Girls who complete Year 12 at a Catholic school in Sydney are significantly more likely to go to university, a study by the Australian National University’s Social Research Centre for the NSW Department of Education found.
This is not news to incoming Year 12 students at Marist Sisters’ College Woolwich, who put the result down in part to a school environment that was supportive and emphasised the opportunities available to them.
The report looked at students in NSW public, Catholic and independent schools, finding female students with good Year 9 NAPLAN results who have parents with a high socio-economic status and attend a Catholic school within greater Sydney were more likely to begin a degree.

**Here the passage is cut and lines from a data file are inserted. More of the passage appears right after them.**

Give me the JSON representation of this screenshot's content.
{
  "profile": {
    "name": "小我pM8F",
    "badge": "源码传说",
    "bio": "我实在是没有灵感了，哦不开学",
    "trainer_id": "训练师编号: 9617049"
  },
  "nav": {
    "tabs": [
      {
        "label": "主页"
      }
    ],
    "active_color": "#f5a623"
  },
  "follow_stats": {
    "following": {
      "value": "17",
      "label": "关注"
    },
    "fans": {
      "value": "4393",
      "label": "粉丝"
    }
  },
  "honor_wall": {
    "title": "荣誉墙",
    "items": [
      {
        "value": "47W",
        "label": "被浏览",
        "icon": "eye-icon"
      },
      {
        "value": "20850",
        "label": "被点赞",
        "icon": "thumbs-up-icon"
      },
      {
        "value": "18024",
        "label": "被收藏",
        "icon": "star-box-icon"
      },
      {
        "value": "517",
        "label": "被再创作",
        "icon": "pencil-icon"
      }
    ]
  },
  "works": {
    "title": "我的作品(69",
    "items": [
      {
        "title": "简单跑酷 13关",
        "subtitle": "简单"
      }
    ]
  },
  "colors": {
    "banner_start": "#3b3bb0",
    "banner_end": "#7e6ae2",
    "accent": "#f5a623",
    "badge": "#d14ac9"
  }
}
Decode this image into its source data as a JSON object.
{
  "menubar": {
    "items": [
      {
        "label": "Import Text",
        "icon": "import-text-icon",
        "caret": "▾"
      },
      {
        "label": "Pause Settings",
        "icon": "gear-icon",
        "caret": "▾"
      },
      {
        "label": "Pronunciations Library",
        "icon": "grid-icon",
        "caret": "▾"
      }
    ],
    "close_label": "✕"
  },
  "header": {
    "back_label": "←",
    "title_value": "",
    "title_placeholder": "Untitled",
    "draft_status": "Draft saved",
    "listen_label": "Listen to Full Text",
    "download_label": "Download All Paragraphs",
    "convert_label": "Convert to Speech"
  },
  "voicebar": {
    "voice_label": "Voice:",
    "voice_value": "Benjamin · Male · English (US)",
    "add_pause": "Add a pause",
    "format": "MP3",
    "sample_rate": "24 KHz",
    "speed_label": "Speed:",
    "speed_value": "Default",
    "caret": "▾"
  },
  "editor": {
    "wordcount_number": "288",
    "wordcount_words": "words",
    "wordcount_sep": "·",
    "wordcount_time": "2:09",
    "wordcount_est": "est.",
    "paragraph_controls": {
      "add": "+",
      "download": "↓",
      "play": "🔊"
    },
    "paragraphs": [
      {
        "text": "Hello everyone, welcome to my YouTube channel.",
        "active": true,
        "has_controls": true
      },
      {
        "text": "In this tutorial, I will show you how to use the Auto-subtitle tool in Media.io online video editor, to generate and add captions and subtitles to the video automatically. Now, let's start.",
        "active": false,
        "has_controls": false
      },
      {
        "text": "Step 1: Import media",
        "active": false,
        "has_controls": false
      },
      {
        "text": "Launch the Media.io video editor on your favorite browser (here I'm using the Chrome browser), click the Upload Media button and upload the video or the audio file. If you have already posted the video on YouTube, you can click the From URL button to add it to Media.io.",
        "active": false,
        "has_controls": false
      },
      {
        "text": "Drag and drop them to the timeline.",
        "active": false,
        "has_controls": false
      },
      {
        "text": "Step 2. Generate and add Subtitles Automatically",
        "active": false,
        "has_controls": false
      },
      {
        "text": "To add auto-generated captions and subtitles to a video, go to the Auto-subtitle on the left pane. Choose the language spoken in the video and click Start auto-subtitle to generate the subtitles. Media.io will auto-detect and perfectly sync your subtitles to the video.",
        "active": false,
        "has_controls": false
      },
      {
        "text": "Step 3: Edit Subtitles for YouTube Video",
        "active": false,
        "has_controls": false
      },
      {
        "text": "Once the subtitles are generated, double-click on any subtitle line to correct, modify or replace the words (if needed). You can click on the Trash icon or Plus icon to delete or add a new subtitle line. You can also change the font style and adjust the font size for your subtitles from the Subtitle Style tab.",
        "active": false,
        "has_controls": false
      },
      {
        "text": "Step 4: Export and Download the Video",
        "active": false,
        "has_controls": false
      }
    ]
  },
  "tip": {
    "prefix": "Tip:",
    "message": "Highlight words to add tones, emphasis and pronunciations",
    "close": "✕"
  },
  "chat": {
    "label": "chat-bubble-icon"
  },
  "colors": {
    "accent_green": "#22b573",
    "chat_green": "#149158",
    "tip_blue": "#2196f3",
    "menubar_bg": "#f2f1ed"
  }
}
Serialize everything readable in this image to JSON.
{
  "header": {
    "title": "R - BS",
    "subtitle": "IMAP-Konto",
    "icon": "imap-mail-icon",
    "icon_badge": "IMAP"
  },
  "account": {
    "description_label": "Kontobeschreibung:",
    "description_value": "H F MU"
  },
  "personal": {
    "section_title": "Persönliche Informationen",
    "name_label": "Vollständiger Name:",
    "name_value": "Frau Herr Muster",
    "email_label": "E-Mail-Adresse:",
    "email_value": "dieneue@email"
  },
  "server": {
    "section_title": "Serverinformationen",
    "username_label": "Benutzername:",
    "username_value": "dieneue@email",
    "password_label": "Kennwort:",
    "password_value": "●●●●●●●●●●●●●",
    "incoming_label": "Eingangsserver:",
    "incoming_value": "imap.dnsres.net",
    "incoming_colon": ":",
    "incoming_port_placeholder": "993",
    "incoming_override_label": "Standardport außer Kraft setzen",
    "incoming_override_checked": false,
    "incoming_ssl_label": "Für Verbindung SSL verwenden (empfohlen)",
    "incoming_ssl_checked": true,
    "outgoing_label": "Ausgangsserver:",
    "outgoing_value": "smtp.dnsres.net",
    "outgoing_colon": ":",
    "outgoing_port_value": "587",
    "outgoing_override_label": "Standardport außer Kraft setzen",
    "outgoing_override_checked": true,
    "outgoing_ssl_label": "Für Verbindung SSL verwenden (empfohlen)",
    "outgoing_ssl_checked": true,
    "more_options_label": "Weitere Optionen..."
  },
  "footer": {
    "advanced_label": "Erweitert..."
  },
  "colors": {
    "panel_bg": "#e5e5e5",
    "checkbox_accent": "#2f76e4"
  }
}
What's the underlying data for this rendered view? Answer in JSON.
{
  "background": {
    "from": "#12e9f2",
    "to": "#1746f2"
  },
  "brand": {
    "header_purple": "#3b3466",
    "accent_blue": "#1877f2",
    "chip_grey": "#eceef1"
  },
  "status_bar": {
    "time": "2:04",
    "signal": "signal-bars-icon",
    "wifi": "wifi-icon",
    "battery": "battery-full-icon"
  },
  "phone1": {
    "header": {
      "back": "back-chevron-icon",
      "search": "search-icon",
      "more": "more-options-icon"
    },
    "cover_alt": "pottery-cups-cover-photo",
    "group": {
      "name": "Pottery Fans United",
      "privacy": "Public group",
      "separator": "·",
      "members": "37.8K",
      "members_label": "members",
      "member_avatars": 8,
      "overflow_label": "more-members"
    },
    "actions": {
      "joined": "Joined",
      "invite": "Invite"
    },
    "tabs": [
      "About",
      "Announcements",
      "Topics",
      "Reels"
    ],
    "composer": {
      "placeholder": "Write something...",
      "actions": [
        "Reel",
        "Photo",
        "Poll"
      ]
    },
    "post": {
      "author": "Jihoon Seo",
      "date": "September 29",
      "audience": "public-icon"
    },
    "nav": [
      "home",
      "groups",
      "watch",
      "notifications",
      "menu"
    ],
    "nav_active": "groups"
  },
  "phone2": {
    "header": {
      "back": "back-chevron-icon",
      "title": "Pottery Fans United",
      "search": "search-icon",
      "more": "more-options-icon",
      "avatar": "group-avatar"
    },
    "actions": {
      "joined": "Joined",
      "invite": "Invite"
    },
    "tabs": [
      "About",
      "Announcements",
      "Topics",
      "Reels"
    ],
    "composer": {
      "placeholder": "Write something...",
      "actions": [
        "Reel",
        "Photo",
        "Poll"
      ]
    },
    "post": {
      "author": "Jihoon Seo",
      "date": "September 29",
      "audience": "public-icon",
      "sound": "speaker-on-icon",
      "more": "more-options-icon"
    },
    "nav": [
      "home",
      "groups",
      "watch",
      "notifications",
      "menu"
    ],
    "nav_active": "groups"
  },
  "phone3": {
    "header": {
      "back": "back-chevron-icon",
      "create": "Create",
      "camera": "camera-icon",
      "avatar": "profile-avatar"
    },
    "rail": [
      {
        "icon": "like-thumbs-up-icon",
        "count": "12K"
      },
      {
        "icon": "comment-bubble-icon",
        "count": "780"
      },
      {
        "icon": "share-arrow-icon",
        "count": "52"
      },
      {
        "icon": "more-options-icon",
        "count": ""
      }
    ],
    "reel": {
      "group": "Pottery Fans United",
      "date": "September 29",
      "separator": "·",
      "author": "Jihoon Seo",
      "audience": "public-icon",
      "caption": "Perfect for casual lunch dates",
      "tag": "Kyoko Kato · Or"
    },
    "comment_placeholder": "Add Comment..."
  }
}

Madison Toohey, 16, hopes to do a double degree in Law and Journalism at UTS. “It’s not drilled into us that we have to go to university, it’s just that the opportunity is there,” she said. “The idea that you can achieve whatever you want to do is embedded from Year 7.
“You are able to experience so many different things that you want to go to university. You want to challenge yourself and be able to embrace those opportunities because you’ve had such a rich education within your school life.”
Aisling Hamilton, 17, is interested in a degree with a humanitarian or legal focus. She said supportive teachers were also a factor in her decision to study further.
“You’re encouraged to know what you want to do [post-school] so they can help guide you,” she said. “Our careers advisor sends us emails every week with open days you can go to. We’re almost bombarded with opportunities.”
The students said assessments in Years 7 and 8 which focused on real-world problem solving also fed their thoughts of university and career at an early age. They have put themselves into the shoes of journalists and film critics for English assessments, and environmentalists, detectives and café managers for Science.
In Geography they were given a country and key word then asked to build models which showed their solution to a problem which linked the two.
Ashling Coffey, 16, who hopes to become a foreign correspondent, had to work out how to store food in a Mozambique community knowing the African nation was prone to floods.
“Taking the theory and applying it provides you with insight,” she said. “It becomes more than just words on paper and makes you start to think ‘Maybe I would be interested in doing that later’.
“Our group work and proposals for major assignments [in History] are modelled on study and assessment methods used in university degrees. It gives us that aspiration to go there, because we’ve already been introduced to the skills.”